I like the cover. The colors are subdued, so it sends a message that this is not an action-packed book. It’s got her signature on the very top, because they want readers to buy this book. I don’t have a problem with that. Whatever works! I’m not sure about the flowers. I would like them better if I could tell what kind they were.

And that’s it! Now I just need to actually get a copy of this book from the library. They do have one copy, but it’s in an anthology with other early Christie books, but that might be a good think.

The Iron Jackal

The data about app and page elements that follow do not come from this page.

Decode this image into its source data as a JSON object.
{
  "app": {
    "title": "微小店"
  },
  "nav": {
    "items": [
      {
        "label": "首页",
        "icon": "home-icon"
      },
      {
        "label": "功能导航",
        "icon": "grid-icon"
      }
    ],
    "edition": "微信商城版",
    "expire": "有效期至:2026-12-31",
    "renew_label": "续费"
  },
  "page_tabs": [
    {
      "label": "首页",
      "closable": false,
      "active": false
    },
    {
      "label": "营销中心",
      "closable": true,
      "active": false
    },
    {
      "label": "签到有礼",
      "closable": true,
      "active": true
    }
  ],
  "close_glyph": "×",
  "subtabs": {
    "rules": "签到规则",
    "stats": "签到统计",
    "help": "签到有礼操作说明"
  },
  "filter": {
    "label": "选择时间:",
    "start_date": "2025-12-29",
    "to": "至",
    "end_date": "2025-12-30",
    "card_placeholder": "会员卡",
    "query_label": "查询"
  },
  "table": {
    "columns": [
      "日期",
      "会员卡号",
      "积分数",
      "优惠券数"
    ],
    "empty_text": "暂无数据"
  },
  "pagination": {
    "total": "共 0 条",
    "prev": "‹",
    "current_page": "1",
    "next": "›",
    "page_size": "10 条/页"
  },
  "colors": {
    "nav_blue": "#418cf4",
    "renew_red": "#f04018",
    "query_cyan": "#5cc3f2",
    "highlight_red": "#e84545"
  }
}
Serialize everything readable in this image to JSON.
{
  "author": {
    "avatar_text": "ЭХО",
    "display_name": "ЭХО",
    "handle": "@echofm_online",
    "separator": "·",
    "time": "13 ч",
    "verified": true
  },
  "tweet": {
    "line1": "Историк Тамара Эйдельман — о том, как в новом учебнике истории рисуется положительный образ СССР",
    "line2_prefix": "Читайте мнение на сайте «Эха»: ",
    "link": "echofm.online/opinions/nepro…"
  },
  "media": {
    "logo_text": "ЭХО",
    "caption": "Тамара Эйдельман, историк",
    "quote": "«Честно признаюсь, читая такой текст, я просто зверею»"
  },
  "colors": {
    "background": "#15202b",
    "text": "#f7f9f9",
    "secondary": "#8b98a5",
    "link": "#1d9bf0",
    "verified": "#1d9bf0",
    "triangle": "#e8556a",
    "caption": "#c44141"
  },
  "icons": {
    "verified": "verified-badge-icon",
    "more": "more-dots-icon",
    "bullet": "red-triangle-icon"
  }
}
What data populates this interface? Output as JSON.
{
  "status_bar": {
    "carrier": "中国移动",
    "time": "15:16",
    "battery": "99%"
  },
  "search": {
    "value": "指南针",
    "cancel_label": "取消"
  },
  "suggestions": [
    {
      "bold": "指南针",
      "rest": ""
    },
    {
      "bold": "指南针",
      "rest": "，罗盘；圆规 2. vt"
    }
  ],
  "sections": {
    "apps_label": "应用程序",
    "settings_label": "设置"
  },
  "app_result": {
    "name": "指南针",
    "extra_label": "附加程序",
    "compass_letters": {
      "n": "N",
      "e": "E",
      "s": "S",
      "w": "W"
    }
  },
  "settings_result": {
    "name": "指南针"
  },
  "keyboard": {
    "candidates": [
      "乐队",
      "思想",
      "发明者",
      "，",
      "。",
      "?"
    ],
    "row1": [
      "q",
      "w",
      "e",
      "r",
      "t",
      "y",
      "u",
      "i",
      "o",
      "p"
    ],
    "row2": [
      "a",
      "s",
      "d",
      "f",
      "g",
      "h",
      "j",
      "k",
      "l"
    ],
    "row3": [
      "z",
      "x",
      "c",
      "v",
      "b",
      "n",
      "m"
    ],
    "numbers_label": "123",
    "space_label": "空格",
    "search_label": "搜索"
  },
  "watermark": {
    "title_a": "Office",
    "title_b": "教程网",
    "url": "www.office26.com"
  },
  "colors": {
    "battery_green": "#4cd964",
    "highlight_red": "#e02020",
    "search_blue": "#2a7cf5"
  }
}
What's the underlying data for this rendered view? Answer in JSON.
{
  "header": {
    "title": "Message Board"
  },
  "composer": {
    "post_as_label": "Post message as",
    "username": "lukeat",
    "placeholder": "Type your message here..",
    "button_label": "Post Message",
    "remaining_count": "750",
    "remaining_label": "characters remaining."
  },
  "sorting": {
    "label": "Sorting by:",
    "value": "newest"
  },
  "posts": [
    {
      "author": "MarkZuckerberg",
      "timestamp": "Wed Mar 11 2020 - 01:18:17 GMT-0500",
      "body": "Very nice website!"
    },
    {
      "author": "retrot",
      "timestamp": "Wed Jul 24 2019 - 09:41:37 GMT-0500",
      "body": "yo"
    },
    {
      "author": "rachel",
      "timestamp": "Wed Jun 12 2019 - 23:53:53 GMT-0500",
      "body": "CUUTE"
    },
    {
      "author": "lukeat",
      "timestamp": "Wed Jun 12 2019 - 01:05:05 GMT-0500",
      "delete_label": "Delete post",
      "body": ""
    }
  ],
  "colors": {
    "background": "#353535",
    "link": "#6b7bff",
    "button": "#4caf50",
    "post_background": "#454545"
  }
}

Hey steampunk fans! Have you tried the Tales of the Ketty Jay series by Chris Wooding yet? It’s full of adventures and zombies and rogues and airships! I really, really liked the first two books and I’m finally on book 3, The Iron Jackal.

synopsis: (spoilers)

A big slice of non-stop, action-packed, wise-cracking fun from the Ketty Jay, and Captain Darien Frey.

Things are finally looking good for Captain Frey and his crew. The Ketty Jay has been fixed up good as new.

They’ve got their first taste of fortune and fame. And, just for once, nobody is trying to kill them.

In fact, she’s offered them a job – one that will take them deep into the desert heart of Samarla, the land of their ancient enemies. To a place where the secrets of the past lie in wait for the unwary. Even Trinica Dracken, Frey’s ex-fiancée and long-time nemesis, has given up her quest for revenge. 

Secrets that might very well cost Frey everything.

Join the crew of the Ketty Jay on their greatest adventure yet: a story of mayhem and mischief, roof-top chases and death-defying races, murderous daemons, psychopathic golems and a particularly cranky cat. 

This time, Frey’s in a race against the clock for the ultimate prize: to save his own life.


He leaned forward, his elbows resting on the table. ‘You know, one day it’d be nice to meet up without all your chaperones hanging around.’

‘I’m afraid that won’t happen.’

‘Don’t trust yourself around me?’

‘People would talk.’

‘What’s wrong with that?’

‘You’re a man, and I’m a woman,’ she said. ‘Your reputation would increase. Mine would suffer. I won’t allow myself to be weakened because people think you bedded me.’ Her eyes narrowed in faint amusement. ‘Besides, I doubt your ego needs any more massaging.’

‘It wasn’t my ego I was hoping you’d massage.’

She gave him a despairing stare. ‘I’m beginning to miss the days when we loathed each other.’

‘Oh, come on. You still loathe me a bit.’

‘It’s difficult not to.’